**Required work**.
Only lines containing "false" belong in the answer, each copied from the entries below.
----
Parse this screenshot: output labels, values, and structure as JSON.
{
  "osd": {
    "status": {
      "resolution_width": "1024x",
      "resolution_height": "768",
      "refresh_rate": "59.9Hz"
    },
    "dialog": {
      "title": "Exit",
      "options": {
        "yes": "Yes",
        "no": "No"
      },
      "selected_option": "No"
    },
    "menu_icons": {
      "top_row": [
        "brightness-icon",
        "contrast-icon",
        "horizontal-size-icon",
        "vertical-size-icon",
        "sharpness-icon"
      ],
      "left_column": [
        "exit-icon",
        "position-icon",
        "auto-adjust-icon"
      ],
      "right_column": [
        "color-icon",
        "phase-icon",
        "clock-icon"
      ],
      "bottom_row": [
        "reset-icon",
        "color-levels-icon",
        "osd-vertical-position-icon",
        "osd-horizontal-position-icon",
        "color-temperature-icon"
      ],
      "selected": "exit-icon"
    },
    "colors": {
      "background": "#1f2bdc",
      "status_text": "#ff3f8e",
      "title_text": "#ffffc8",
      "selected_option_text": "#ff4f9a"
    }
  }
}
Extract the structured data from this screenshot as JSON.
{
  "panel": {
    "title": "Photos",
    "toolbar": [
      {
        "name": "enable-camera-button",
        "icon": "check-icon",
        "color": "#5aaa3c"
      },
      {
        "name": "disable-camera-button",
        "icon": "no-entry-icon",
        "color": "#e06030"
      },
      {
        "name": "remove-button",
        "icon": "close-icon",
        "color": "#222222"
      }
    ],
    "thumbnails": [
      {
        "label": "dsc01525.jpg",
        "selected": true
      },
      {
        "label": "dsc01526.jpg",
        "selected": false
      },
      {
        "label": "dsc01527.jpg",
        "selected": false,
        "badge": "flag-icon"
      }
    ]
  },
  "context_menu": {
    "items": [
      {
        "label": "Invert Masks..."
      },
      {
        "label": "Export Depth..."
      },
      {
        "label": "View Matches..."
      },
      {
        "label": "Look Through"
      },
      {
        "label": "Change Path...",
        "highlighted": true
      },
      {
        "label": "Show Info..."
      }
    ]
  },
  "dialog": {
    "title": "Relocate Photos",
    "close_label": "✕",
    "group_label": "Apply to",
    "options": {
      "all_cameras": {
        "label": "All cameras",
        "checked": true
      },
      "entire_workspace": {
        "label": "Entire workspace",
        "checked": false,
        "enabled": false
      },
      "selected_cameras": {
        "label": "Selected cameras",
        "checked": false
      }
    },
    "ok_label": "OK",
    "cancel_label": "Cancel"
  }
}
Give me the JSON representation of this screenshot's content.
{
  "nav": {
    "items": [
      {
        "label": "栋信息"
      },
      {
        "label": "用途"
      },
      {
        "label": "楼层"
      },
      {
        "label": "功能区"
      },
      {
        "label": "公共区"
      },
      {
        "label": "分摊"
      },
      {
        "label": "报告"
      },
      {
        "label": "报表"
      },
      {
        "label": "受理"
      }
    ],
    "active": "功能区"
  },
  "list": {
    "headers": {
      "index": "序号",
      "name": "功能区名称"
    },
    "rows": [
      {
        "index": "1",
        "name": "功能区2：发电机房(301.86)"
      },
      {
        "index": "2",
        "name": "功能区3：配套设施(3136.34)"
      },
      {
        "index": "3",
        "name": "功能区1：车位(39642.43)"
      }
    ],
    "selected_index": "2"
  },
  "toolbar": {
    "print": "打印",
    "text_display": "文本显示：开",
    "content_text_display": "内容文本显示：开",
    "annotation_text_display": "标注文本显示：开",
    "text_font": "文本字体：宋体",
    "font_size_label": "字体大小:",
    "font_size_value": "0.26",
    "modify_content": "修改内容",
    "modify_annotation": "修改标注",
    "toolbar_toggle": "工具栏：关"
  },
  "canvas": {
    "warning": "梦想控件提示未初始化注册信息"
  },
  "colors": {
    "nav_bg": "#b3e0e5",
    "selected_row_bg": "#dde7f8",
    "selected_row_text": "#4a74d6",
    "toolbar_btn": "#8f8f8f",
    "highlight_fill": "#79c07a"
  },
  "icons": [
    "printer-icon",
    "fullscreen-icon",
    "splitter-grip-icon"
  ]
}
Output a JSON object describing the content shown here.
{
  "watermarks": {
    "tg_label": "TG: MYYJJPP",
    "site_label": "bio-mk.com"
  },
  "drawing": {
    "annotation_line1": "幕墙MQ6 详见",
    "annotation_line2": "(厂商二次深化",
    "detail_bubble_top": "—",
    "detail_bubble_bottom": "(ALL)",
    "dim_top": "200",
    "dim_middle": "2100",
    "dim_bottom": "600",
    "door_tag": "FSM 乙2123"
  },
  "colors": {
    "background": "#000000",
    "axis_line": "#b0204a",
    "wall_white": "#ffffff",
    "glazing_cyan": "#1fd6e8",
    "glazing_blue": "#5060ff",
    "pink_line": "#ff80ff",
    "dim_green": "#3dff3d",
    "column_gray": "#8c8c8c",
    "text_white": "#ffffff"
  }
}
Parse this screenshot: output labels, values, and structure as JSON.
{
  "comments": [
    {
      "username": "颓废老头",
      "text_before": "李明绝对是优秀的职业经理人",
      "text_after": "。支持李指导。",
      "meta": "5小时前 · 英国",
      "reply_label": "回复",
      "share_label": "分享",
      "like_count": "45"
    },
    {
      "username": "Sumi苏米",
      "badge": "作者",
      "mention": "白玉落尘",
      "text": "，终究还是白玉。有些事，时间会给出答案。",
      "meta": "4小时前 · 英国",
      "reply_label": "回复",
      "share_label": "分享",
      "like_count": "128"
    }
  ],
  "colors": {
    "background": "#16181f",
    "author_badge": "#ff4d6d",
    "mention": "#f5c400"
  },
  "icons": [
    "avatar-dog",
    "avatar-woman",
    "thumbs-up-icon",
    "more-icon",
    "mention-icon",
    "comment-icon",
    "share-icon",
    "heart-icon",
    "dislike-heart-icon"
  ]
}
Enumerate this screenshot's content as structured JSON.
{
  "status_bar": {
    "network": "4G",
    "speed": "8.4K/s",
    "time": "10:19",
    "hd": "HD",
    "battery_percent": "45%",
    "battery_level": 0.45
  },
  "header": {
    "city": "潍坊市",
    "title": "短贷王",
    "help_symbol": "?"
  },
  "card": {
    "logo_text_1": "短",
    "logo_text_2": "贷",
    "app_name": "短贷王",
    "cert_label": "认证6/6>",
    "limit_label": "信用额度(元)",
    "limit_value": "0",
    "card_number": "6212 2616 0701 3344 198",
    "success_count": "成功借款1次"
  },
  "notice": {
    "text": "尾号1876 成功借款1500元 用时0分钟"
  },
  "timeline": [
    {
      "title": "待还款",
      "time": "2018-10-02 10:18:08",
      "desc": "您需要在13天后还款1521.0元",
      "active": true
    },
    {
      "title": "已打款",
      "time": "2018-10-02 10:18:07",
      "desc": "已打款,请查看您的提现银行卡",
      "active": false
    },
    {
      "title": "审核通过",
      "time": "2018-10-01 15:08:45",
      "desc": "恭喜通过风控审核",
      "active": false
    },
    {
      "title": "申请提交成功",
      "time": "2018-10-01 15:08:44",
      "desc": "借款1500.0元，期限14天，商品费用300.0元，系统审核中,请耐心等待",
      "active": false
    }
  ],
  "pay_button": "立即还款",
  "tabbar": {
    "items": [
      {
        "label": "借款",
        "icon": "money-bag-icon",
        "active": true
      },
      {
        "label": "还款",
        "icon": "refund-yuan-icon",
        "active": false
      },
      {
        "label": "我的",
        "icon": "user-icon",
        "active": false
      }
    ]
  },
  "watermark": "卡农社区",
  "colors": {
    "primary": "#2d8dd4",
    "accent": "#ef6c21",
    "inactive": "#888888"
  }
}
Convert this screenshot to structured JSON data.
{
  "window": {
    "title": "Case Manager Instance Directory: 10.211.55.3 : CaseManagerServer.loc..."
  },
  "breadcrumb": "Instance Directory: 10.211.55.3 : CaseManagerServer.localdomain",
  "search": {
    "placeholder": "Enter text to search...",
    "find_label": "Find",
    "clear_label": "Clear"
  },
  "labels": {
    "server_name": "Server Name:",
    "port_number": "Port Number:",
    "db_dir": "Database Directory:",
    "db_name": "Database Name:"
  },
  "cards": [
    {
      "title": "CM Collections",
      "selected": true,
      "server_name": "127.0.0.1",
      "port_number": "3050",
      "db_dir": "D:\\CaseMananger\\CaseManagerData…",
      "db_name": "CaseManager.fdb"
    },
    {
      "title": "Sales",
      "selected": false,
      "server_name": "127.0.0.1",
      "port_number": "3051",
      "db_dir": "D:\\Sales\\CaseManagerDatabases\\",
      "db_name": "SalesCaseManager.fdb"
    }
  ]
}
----
**Answer to this task**.
        "selected": false
        "selected": false,
        "checked": false,
        "enabled": false
        "checked": false
      "active": false
      "active": false
      "active": false
        "active": false
        "active": false
      "selected": false,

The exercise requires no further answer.